The entries below are to be returned exactly. Include all of them.

————————

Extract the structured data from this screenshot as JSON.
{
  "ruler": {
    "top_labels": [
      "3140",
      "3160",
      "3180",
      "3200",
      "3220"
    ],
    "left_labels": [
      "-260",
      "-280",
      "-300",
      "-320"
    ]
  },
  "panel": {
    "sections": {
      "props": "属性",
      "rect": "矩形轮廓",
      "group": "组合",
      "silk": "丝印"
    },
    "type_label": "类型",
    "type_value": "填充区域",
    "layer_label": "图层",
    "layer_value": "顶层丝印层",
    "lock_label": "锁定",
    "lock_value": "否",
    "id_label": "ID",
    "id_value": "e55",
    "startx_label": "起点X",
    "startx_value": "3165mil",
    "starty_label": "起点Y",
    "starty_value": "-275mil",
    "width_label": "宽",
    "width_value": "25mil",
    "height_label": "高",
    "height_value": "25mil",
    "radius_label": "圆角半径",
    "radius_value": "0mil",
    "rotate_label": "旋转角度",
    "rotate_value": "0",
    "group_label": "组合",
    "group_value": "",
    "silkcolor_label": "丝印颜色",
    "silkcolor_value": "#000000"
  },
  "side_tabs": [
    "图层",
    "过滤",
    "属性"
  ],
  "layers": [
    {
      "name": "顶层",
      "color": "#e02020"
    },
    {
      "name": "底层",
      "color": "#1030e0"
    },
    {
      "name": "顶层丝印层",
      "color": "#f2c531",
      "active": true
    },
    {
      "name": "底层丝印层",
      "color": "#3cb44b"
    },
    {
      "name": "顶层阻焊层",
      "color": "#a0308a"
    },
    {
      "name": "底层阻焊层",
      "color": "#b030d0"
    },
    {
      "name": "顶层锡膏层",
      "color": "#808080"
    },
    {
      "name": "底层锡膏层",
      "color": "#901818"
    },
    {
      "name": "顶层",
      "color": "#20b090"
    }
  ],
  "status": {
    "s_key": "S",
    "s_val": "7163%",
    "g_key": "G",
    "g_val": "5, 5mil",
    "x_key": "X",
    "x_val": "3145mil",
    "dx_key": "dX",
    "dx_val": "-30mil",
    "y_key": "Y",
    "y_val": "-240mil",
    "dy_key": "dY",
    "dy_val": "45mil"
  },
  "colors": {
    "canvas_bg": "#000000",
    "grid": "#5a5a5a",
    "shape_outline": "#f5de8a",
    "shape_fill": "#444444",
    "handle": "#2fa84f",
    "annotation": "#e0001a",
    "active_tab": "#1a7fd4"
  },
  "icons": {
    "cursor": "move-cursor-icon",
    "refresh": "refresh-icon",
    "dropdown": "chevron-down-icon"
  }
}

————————

## Written solution
Extract the structured data from this screenshot as JSON.
{
  "ruler": {
    "top_labels": [
      "3140",
      "3160",
      "3180",
      "3200",
      "3220"
    ],
    "left_labels": [
      "-260",
      "-280",
      "-300",
      "-320"
    ]
  },
  "panel": {
    "sections": {
      "props": "属性",
      "rect": "矩形轮廓",
      "group": "组合",
      "silk": "丝印"
    },
    "type_label": "类型",
    "type_value": "填充区域",
    "layer_label": "图层",
    "layer_value": "顶层丝印层",
    "lock_label": "锁定",
    "lock_value": "否",
    "id_label": "ID",
    "id_value": "e55",
    "startx_label": "起点X",
    "startx_value": "3165mil",
    "starty_label": "起点Y",
    "starty_value": "-275mil",
    "width_label": "宽",
    "width_value": "25mil",
    "height_label": "高",
    "height_value": "25mil",
    "radius_label": "圆角半径",
    "radius_value": "0mil",
    "rotate_label": "旋转角度",
    "rotate_value": "0",
    "group_label": "组合",
    "group_value": "",
    "silkcolor_label": "丝印颜色",
    "silkcolor_value": "#000000"
  },
  "side_tabs": [
    "图层",
    "过滤",
    "属性"
  ],
  "layers": [
    {
      "name": "顶层",
      "color": "#e02020"
    },
    {
      "name": "底层",
      "color": "#1030e0"
    },
    {
      "name": "顶层丝印层",
      "color": "#f2c531",
      "active": true
    },
    {
      "name": "底层丝印层",
      "color": "#3cb44b"
    },
    {
      "name": "顶层阻焊层",
      "color": "#a0308a"
    },
    {
      "name": "底层阻焊层",
      "color": "#b030d0"
    },
    {
      "name": "顶层锡膏层",
      "color": "#808080"
    },
    {
      "name": "底层锡膏层",
      "color": "#901818"
    },
    {
      "name": "顶层",
      "color": "#20b090"
    }
  ],
  "status": {
    "s_key": "S",
    "s_val": "7163%",
    "g_key": "G",
    "g_val": "5, 5mil",
    "x_key": "X",
    "x_val": "3145mil",
    "dx_key": "dX",
    "dx_val": "-30mil",
    "y_key": "Y",
    "y_val": "-240mil",
    "dy_key": "dY",
    "dy_val": "45mil"
  },
  "colors": {
    "canvas_bg": "#000000",
    "grid": "#5a5a5a",
    "shape_outline": "#f5de8a",
    "shape_fill": "#444444",
    "handle": "#2fa84f",
    "annotation": "#e0001a",
    "active_tab": "#1a7fd4"
  },
  "icons": {
    "cursor": "move-cursor-icon",
    "refresh": "refresh-icon",
    "dropdown": "chevron-down-icon"
  }
}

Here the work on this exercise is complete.